• [YOUR OBJECTIVE]: A word-for-word copy of the data, with no images, is the required answer.

• [Stored data]:
# # # # # # #
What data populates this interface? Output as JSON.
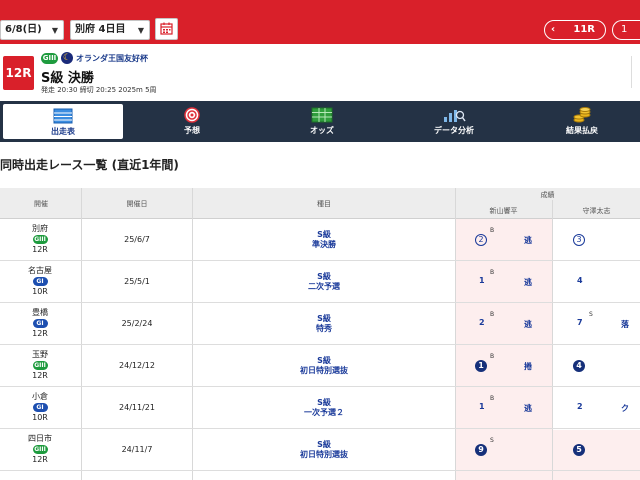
{
  "topbar": {
    "date_select": "6/8(日)",
    "venue_select": "別府 4日目",
    "prev_race": "11R",
    "next_race": "1"
  },
  "race": {
    "number": "12R",
    "grade": "GIII",
    "name_sub": "オランダ王国友好杯",
    "title": "S級 決勝",
    "meta": "発走 20:30 締切 20:25 2025m 5周"
  },
  "nav": [
    {
      "label": "出走表",
      "icon": "table-icon"
    },
    {
      "label": "予想",
      "icon": "target-icon"
    },
    {
      "label": "オッズ",
      "icon": "odds-board-icon"
    },
    {
      "label": "データ分析",
      "icon": "chart-icon"
    },
    {
      "label": "結果払戻",
      "icon": "coins-icon"
    }
  ],
  "section": {
    "title": "同時出走レース一覧 (直近1年間)"
  },
  "table": {
    "headers": {
      "venue": "開催",
      "date": "開催日",
      "type": "種目",
      "results": "成績",
      "rider1": "新山響平",
      "rider2": "守澤太志"
    },
    "rows": [
      {
        "venue": "別府",
        "grade": "GIII",
        "race": "12R",
        "date": "25/6/7",
        "type1": "S級",
        "type2": "準決勝",
        "r1": "2",
        "r1_sup": "B",
        "r1_kimari": "逃",
        "r1_style": "circle",
        "r2": "3",
        "r2_sup": "",
        "r2_kimari": "",
        "r2_style": "circle"
      },
      {
        "venue": "名古屋",
        "grade": "GI",
        "race": "10R",
        "date": "25/5/1",
        "type1": "S級",
        "type2": "二次予選",
        "r1": "1",
        "r1_sup": "B",
        "r1_kimari": "逃",
        "r1_style": "plain",
        "r2": "4",
        "r2_sup": "",
        "r2_kimari": "",
        "r2_style": "plain"
      },
      {
        "venue": "豊橋",
        "grade": "GI",
        "race": "12R",
        "date": "25/2/24",
        "type1": "S級",
        "type2": "特秀",
        "r1": "2",
        "r1_sup": "B",
        "r1_kimari": "逃",
        "r1_style": "plain",
        "r2": "7",
        "r2_sup": "S",
        "r2_kimari": "落",
        "r2_style": "plain"
      },
      {
        "venue": "玉野",
        "grade": "GIII",
        "race": "12R",
        "date": "24/12/12",
        "type1": "S級",
        "type2": "初日特別選抜",
        "r1": "1",
        "r1_sup": "B",
        "r1_kimari": "捲",
        "r1_style": "filled",
        "r2": "4",
        "r2_sup": "",
        "r2_kimari": "",
        "r2_style": "filled"
      },
      {
        "venue": "小倉",
        "grade": "GI",
        "race": "10R",
        "date": "24/11/21",
        "type1": "S級",
        "type2": "一次予選２",
        "r1": "1",
        "r1_sup": "B",
        "r1_kimari": "逃",
        "r1_style": "plain",
        "r2": "2",
        "r2_sup": "",
        "r2_kimari": "ク",
        "r2_style": "plain"
      },
      {
        "venue": "四日市",
        "grade": "GIII",
        "race": "12R",
        "date": "24/11/7",
        "type1": "S級",
        "type2": "初日特別選抜",
        "r1": "9",
        "r1_sup": "S",
        "r1_kimari": "",
        "r1_style": "filled",
        "r2": "5",
        "r2_sup": "",
        "r2_kimari": "",
        "r2_style": "filled"
      }
    ]
  }
}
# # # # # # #
• [REPLY]:
What data populates this interface? Output as JSON.
{
  "topbar": {
    "date_select": "6/8(日)",
    "venue_select": "別府 4日目",
    "prev_race": "11R",
    "next_race": "1"
  },
  "race": {
    "number": "12R",
    "grade": "GIII",
    "name_sub": "オランダ王国友好杯",
    "title": "S級 決勝",
    "meta": "発走 20:30 締切 20:25 2025m 5周"
  },
  "nav": [
    {
      "label": "出走表",
      "icon": "table-icon"
    },
    {
      "label": "予想",
      "icon": "target-icon"
    },
    {
      "label": "オッズ",
      "icon": "odds-board-icon"
    },
    {
      "label": "データ分析",
      "icon": "chart-icon"
    },
    {
      "label": "結果払戻",
      "icon": "coins-icon"
    }
  ],
  "section": {
    "title": "同時出走レース一覧 (直近1年間)"
  },
  "table": {
    "headers": {
      "venue": "開催",
      "date": "開催日",
      "type": "種目",
      "results": "成績",
      "rider1": "新山響平",
      "rider2": "守澤太志"
    },
    "rows": [
      {
        "venue": "別府",
        "grade": "GIII",
        "race": "12R",
        "date": "25/6/7",
        "type1": "S級",
        "type2": "準決勝",
        "r1": "2",
        "r1_sup": "B",
        "r1_kimari": "逃",
        "r1_style": "circle",
        "r2": "3",
        "r2_sup": "",
        "r2_kimari": "",
        "r2_style": "circle"
      },
      {
        "venue": "名古屋",
        "grade": "GI",
        "race": "10R",
        "date": "25/5/1",
        "type1": "S級",
        "type2": "二次予選",
        "r1": "1",
        "r1_sup": "B",
        "r1_kimari": "逃",
        "r1_style": "plain",
        "r2": "4",
        "r2_sup": "",
        "r2_kimari": "",
        "r2_style": "plain"
      },
      {
        "venue": "豊橋",
        "grade": "GI",
        "race": "12R",
        "date": "25/2/24",
        "type1": "S級",
        "type2": "特秀",
        "r1": "2",
        "r1_sup": "B",
        "r1_kimari": "逃",
        "r1_style": "plain",
        "r2": "7",
        "r2_sup": "S",
        "r2_kimari": "落",
        "r2_style": "plain"
      },
      {
        "venue": "玉野",
        "grade": "GIII",
        "race": "12R",
        "date": "24/12/12",
        "type1": "S級",
        "type2": "初日特別選抜",
        "r1": "1",
        "r1_sup": "B",
        "r1_kimari": "捲",
        "r1_style": "filled",
        "r2": "4",
        "r2_sup": "",
        "r2_kimari": "",
        "r2_style": "filled"
      },
      {
        "venue": "小倉",
        "grade": "GI",
        "race": "10R",
        "date": "24/11/21",
        "type1": "S級",
        "type2": "一次予選２",
        "r1": "1",
        "r1_sup": "B",
        "r1_kimari": "逃",
        "r1_style": "plain",
        "r2": "2",
        "r2_sup": "",
        "r2_kimari": "ク",
        "r2_style": "plain"
      },
      {
        "venue": "四日市",
        "grade": "GIII",
        "race": "12R",
        "date": "24/11/7",
        "type1": "S級",
        "type2": "初日特別選抜",
        "r1": "9",
        "r1_sup": "S",
        "r1_kimari": "",
        "r1_style": "filled",
        "r2": "5",
        "r2_sup": "",
        "r2_kimari": "",
        "r2_style": "filled"
      }
    ]
  }
}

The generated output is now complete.